The House could pass a farm bill in 24 hours if its leadership wanted to, Secretary of Agriculture Tom Vilsack told members of the National Association of State Departments of Agriculture in Des Moines, Iowa, Friday.
The House plans only eight working days this month before members head home to campaign for re-election, but Vilsack said there is still time to get a bill passed before the current law expires on September 30.
"I don't know why they don't work nine days, 10 days, 12 days or up to midnight September 30," he said.
Vilsack also said he thinks the bill would pass. That when a bill that affects rural and farm voters is actually placed before members of Congress, "very rarely would they say no," he said.
Spending on nutrition programs is considered an obstacle to House passage of the bill, with many Democrats opposing the $16 billion that would be cut over the next 10 years and with some Republicans on the ag committee wanting to double those cuts. And the Senate's already-passed farm bill trims $4 billion. "Clearly it's a difference that could be worked out in a conference committee," Vilsack said.
The conference committee made up of leaders of ag committees from both the House and Senate likely would not meet after the farm law expires, former Agriculture Committee Chairman Tom Harkin said earlier this week, and the job of putting a final bill together would probably take place after the November elections.
Many parts of the farm bill would continue for a while after the law expires at the end of this month, but Vilsack outlined several programs that would stop immediately:
--support for dairy farms, which are being hit hard by rising feed prices caused by the drought.
--signup for the conservation reserve program would be in limbo, although spending for major conservation programs, including EQIP (Environmental Quality Incentives Program) would continue.

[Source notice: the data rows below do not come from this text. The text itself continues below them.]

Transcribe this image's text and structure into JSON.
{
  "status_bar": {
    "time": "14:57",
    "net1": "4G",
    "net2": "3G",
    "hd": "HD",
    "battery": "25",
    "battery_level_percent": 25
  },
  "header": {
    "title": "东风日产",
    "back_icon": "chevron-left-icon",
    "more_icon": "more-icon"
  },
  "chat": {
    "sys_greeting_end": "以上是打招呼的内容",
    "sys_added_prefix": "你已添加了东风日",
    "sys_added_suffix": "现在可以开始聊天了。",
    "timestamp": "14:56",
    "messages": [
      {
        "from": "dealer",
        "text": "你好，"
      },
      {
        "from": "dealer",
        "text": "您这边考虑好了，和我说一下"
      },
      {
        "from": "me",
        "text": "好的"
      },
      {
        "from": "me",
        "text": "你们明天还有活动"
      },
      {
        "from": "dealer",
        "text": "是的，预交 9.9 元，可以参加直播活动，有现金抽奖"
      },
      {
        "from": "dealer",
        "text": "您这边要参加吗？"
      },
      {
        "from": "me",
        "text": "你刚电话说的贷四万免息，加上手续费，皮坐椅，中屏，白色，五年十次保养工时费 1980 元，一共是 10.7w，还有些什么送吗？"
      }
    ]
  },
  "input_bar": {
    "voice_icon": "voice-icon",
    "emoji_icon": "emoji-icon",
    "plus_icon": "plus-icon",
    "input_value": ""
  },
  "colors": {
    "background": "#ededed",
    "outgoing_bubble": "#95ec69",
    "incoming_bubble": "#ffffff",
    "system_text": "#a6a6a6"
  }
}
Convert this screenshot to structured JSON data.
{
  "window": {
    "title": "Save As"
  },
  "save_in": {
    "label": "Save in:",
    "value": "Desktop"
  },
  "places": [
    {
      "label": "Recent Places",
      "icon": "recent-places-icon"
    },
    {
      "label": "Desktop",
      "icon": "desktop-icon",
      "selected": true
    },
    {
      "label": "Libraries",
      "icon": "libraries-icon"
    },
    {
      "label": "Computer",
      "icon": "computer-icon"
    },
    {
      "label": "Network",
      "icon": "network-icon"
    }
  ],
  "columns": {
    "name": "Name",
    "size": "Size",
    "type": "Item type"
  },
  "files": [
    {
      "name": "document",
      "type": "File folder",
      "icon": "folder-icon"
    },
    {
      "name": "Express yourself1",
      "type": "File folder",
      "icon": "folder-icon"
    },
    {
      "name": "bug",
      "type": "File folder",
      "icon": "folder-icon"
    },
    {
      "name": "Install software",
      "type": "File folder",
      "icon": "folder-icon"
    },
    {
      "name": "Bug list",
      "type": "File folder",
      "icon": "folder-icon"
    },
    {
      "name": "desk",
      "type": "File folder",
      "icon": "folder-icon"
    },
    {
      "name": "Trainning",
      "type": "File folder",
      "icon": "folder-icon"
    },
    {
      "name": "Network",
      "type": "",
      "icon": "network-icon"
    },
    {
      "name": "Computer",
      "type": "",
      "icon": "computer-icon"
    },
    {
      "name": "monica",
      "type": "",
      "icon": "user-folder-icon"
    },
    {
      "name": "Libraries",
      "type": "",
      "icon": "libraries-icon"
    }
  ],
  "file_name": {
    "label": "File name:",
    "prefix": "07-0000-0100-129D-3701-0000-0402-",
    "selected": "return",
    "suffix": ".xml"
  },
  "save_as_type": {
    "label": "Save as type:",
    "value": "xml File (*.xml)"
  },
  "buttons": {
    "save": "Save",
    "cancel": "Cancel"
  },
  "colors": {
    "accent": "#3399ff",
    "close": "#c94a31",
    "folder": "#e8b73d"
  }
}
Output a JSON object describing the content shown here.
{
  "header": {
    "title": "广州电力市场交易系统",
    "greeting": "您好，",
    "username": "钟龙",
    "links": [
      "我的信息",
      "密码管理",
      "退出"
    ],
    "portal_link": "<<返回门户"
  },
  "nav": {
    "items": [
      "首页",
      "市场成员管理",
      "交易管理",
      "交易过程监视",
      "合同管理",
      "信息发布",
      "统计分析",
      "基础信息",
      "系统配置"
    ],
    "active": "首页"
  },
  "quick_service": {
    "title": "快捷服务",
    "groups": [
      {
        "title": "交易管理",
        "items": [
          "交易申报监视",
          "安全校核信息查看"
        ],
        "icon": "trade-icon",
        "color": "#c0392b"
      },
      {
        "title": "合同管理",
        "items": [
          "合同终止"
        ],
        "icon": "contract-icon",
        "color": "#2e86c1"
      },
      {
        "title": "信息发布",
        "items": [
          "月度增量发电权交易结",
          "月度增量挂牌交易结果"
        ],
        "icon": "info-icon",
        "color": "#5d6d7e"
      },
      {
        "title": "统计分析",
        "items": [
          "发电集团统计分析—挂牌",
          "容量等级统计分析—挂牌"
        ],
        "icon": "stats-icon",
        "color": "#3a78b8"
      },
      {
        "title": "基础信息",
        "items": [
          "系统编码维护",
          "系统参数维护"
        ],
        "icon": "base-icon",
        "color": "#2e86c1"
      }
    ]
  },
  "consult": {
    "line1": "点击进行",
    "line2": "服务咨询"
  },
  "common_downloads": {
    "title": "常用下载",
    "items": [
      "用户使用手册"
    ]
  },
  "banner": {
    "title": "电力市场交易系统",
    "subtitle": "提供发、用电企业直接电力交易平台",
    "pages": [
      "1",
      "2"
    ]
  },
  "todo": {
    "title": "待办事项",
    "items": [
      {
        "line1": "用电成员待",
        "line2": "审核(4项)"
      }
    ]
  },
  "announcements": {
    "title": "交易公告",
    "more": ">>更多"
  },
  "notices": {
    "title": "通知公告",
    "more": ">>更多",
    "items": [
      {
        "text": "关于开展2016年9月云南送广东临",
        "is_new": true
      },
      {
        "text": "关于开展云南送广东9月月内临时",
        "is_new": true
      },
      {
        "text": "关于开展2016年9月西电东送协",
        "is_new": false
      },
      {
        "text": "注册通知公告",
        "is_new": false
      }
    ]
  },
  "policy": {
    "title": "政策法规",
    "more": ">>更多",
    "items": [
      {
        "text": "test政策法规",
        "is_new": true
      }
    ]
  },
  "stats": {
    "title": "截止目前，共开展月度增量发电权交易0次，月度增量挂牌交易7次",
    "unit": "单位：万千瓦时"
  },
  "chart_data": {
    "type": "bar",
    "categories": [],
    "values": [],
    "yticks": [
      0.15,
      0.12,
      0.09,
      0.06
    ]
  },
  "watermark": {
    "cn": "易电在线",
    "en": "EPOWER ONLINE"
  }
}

--the Market Access Program, which helps finance export promotion, would stop. Other competitors like Canada and Australia won't suspend their promotion, Vilsack said. "You know how difficult it would be to get that market share back," Vilsack told state agriculture officials.
--due to lack of certainty about next year's farm programs, some farmers, especially beginning farmers, may have trouble getting financing for next year
Vilsack praised a bipartisan effort to petition the House leadership to hold a vote on the farm bill and said he will work until September 30 to get a bill passed.
"This isn't a time to play Russian roulette with the rural economy," he told Agriculture.com later during a press conference.
The discharge petition filed by Representative Bruce Braley (D-IA), had more than 50 signatures on Friday.